TASK PROMPT
Omit each picture as you copy the entries exactly.

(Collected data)
====

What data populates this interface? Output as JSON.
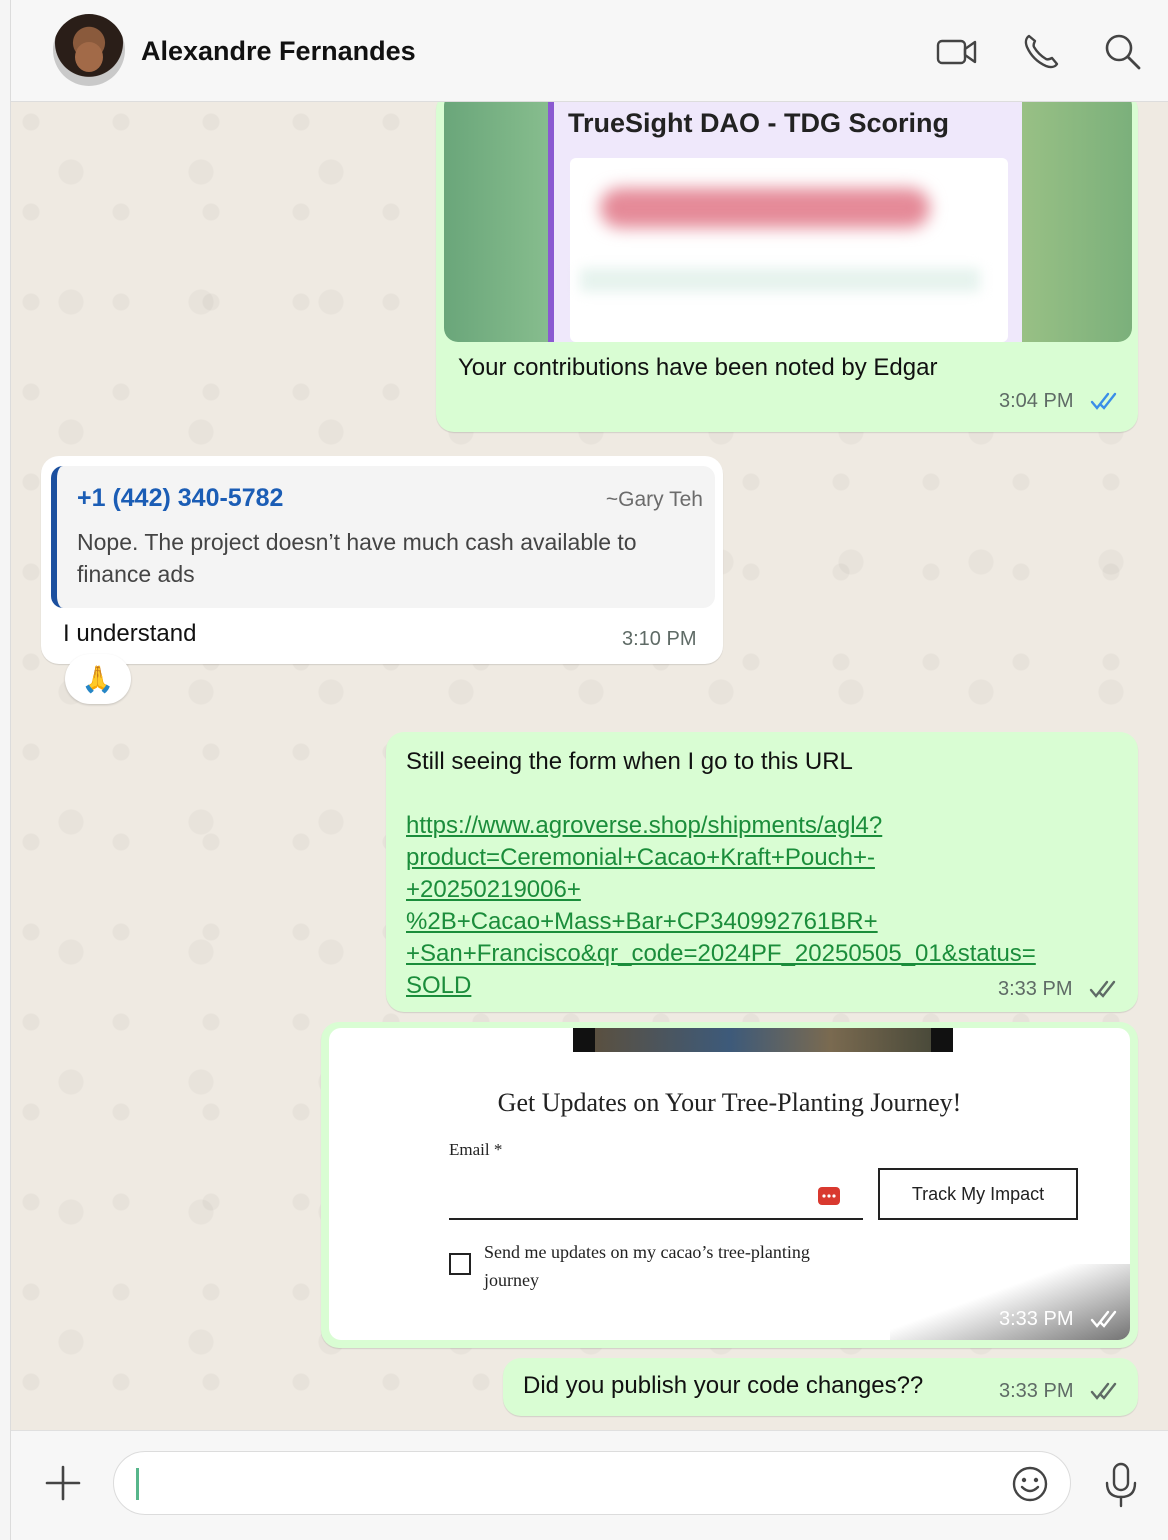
{
  "header": {
    "contact_name": "Alexandre Fernandes",
    "icons": [
      "video-call-icon",
      "voice-call-icon",
      "search-icon"
    ]
  },
  "messages": {
    "m1": {
      "preview_title": "TrueSight DAO - TDG Scoring",
      "text": "Your contributions have been noted by Edgar",
      "time": "3:04 PM",
      "status": "read"
    },
    "m2": {
      "quote_sender": "+1 (442) 340-5782",
      "quote_name": "~Gary Teh",
      "quote_text": "Nope. The project doesn’t have much cash available to finance ads",
      "text": "I understand",
      "time": "3:10 PM",
      "reaction": "🙏"
    },
    "m3": {
      "text": "Still seeing the form when I go to this URL",
      "link": "https://www.agroverse.shop/shipments/agl4?product=Ceremonial+Cacao+Kraft+Pouch+-+20250219006+%2B+Cacao+Mass+Bar+CP340992761BR++San+Francisco&qr_code=2024PF_20250505_01&status=SOLD",
      "link_lines": [
        "https://www.agroverse.shop/shipments/agl4?",
        "product=Ceremonial+Cacao+Kraft+Pouch+-",
        "+20250219006+",
        "%2B+Cacao+Mass+Bar+CP340992761BR+",
        "+San+Francisco&qr_code=2024PF_20250505_01&status=",
        "SOLD"
      ],
      "time": "3:33 PM",
      "status": "delivered"
    },
    "m4": {
      "form_title": "Get Updates on Your Tree-Planting Journey!",
      "email_label": "Email *",
      "button_label": "Track My Impact",
      "checkbox_label_1": "Send me updates on my cacao’s tree-planting",
      "checkbox_label_2": "journey",
      "time": "3:33 PM",
      "status": "delivered"
    },
    "m5": {
      "text": "Did you publish your code changes??",
      "time": "3:33 PM",
      "status": "delivered"
    }
  },
  "composer": {
    "placeholder": ""
  },
  "colors": {
    "outgoing": "#d9fdd3",
    "incoming": "#ffffff",
    "read_tick": "#3b8ee8",
    "link": "#1b8d3b"
  }
}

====

FINISHED EXERCISE
What data populates this interface? Output as JSON.
{
  "header": {
    "contact_name": "Alexandre Fernandes",
    "icons": [
      "video-call-icon",
      "voice-call-icon",
      "search-icon"
    ]
  },
  "messages": {
    "m1": {
      "preview_title": "TrueSight DAO - TDG Scoring",
      "text": "Your contributions have been noted by Edgar",
      "time": "3:04 PM",
      "status": "read"
    },
    "m2": {
      "quote_sender": "+1 (442) 340-5782",
      "quote_name": "~Gary Teh",
      "quote_text": "Nope. The project doesn’t have much cash available to finance ads",
      "text": "I understand",
      "time": "3:10 PM",
      "reaction": "🙏"
    },
    "m3": {
      "text": "Still seeing the form when I go to this URL",
      "link": "https://www.agroverse.shop/shipments/agl4?product=Ceremonial+Cacao+Kraft+Pouch+-+20250219006+%2B+Cacao+Mass+Bar+CP340992761BR++San+Francisco&qr_code=2024PF_20250505_01&status=SOLD",
      "link_lines": [
        "https://www.agroverse.shop/shipments/agl4?",
        "product=Ceremonial+Cacao+Kraft+Pouch+-",
        "+20250219006+",
        "%2B+Cacao+Mass+Bar+CP340992761BR+",
        "+San+Francisco&qr_code=2024PF_20250505_01&status=",
        "SOLD"
      ],
      "time": "3:33 PM",
      "status": "delivered"
    },
    "m4": {
      "form_title": "Get Updates on Your Tree-Planting Journey!",
      "email_label": "Email *",
      "button_label": "Track My Impact",
      "checkbox_label_1": "Send me updates on my cacao’s tree-planting",
      "checkbox_label_2": "journey",
      "time": "3:33 PM",
      "status": "delivered"
    },
    "m5": {
      "text": "Did you publish your code changes??",
      "time": "3:33 PM",
      "status": "delivered"
    }
  },
  "composer": {
    "placeholder": ""
  },
  "colors": {
    "outgoing": "#d9fdd3",
    "incoming": "#ffffff",
    "read_tick": "#3b8ee8",
    "link": "#1b8d3b"
  }
}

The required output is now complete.